The 3D shallow water equations in AdH can be used to model open channel flow environments such as rivers, estuaries, reservoirs, and coastal regions. Regions of the domain can be 2D, and use the 2D shallow water equations, or 3D. These equations have an assumed hydrostatic pressure distribution. This means that vertical inertia is neglected. This assumption allows AdH (and other shallow water models) to efficiently calculate water depth and velocity for typical open channel conditions. The hydrostatic assumption would be violated near abrupt geometric changes where one might find variations in vertical inertia to be significant. Most open channel models make this assumption, for example, RMA10, CH3D, EFDC.
The model equations can represent the effects of density driven flows such as one would regularly find in estuaries or reservoirs. AdH also includes sedimentation and bed change (morphology). Since AdH utilizes the SEDLIB sediment library it represents noncohesive as well as cohesive sediment processes. (Noncohesive are sands and gravels like one would find in rivers, and cohesives are clays more like the type of problem found in estuaries.) AdH is locally mass conservative and so can be regarded as either a finite volume model or a conservative form finite element model.
Like all modules of AdH, it is portable (multiprocessor, single processor, PC, Unix, Linux, Mac). The equations are represented by a tetrahedral element mesh. From a plan view (from above) the mesh appears as triangles and the mesh in this view is unstructured. In the vertical nodes must be aligned. So in elevation view the mesh is more ordered. It can have different numbers of elements in each column, however, the mesh must be arranged in columns. The most noteworthy aspect of AdH is that the mesh can automatically refine or coarsen. For this module the refinement will always create columns from surface to bed.
Since the mesh is unstructured in the horizontal plane, some very complicated geometry may be represented. The arrangement in the vertical is represented accurately as well. The bed is represented as linear between nodes, and the number of nodes can change. This allows for complex behaviors in density flow, such as a dense plume falling down a slope or salinity intrusion in a navigation channel, can be accurately simulated.

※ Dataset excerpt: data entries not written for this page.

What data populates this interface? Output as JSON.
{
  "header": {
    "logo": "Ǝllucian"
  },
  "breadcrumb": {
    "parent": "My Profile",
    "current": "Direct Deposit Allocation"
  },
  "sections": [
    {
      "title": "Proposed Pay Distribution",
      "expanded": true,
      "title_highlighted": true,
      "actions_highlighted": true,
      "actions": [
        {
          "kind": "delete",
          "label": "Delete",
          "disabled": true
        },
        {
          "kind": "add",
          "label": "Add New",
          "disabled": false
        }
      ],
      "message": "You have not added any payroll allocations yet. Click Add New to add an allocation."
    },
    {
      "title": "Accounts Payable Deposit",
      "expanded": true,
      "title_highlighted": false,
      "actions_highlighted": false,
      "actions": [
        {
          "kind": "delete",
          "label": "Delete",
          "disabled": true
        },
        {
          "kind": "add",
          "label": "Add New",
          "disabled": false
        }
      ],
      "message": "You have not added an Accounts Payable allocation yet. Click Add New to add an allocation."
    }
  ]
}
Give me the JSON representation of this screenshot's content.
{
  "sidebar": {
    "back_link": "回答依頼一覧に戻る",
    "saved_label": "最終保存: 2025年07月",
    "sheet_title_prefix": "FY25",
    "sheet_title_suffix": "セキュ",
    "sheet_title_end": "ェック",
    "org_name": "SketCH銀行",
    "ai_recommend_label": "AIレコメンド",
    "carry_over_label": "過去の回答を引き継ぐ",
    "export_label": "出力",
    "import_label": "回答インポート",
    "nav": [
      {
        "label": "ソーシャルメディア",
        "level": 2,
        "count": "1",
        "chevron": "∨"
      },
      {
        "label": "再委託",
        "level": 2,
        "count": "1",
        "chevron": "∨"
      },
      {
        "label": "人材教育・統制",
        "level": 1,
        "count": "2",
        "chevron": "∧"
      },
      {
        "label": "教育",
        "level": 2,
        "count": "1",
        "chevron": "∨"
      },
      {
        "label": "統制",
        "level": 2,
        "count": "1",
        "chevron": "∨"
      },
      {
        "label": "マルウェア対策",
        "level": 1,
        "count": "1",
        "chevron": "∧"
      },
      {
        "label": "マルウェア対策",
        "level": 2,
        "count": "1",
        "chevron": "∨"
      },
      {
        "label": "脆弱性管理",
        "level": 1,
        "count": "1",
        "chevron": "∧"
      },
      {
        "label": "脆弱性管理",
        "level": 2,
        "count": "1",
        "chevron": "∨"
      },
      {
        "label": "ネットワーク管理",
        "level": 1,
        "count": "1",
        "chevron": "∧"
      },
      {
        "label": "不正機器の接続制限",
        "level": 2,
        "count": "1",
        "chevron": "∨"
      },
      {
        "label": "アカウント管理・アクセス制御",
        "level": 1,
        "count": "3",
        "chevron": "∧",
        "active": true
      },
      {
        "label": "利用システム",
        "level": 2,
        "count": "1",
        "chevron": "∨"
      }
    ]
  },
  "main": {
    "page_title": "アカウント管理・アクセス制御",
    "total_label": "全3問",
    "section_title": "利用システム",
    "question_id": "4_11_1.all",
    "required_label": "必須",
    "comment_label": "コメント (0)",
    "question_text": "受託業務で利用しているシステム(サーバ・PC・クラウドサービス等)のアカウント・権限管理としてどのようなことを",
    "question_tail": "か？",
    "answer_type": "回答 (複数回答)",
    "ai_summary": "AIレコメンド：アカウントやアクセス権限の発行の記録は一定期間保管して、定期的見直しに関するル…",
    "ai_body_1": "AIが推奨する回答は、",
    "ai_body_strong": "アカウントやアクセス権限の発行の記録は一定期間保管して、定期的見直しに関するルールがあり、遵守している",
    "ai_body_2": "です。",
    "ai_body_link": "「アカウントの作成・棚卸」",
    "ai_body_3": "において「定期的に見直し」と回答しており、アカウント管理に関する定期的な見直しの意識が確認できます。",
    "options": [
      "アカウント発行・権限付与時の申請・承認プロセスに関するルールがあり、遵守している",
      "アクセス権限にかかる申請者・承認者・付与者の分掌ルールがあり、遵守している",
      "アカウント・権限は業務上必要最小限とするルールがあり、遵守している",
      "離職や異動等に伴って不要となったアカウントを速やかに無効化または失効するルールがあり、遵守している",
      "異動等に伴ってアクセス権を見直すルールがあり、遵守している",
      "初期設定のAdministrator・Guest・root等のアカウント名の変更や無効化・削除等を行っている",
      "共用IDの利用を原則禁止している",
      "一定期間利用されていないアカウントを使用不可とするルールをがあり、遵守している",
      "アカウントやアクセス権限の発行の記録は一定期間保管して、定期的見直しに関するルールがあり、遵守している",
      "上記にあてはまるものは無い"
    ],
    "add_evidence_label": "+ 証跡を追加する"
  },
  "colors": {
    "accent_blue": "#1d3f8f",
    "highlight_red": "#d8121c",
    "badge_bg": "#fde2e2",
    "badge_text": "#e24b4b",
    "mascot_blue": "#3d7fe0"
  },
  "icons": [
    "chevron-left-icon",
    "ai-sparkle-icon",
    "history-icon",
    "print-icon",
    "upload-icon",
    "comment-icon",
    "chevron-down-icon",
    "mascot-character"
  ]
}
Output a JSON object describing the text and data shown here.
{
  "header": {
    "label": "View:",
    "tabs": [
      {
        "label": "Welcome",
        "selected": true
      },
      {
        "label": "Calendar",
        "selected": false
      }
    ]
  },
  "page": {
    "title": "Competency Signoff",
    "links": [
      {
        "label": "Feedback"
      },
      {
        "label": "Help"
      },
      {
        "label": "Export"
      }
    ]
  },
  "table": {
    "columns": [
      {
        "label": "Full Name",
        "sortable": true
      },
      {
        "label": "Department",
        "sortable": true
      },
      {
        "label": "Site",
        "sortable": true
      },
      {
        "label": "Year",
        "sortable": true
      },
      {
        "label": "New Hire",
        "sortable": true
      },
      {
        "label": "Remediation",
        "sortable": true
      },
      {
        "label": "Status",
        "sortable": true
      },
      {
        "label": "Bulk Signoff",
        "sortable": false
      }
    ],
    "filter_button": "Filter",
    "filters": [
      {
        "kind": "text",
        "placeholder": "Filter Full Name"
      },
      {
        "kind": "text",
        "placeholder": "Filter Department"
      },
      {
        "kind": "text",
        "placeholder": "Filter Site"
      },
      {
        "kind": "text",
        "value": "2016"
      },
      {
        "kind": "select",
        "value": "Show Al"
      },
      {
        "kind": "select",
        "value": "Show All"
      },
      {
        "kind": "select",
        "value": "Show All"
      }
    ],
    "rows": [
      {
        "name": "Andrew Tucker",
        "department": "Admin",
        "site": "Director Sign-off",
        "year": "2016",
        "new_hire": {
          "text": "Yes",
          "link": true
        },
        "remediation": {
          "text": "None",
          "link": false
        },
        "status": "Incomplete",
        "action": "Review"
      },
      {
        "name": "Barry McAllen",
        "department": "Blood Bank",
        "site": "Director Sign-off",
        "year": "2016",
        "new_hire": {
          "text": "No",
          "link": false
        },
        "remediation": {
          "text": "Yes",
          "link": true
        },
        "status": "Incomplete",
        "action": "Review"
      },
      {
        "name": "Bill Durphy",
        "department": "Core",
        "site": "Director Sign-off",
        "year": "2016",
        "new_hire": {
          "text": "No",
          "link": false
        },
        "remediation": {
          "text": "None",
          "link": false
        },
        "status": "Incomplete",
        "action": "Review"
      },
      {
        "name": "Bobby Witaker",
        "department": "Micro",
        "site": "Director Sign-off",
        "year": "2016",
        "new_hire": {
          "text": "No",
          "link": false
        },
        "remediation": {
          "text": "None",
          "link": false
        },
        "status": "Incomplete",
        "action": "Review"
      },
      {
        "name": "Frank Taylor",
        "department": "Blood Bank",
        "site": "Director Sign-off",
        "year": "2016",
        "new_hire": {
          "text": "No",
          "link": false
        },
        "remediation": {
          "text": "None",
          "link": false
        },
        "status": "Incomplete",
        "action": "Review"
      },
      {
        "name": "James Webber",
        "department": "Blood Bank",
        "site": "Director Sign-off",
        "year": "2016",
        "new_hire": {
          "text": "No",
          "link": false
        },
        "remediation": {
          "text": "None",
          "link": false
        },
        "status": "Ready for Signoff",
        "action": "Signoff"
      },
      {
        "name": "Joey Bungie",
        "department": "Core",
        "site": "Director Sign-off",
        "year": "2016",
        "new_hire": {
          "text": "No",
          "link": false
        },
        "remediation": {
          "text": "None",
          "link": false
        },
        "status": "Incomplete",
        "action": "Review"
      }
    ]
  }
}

The 3D Shallow Water Module of AdH is currently in the final development stages and is undergoing testing and verification. The module is expected to be released in the near future.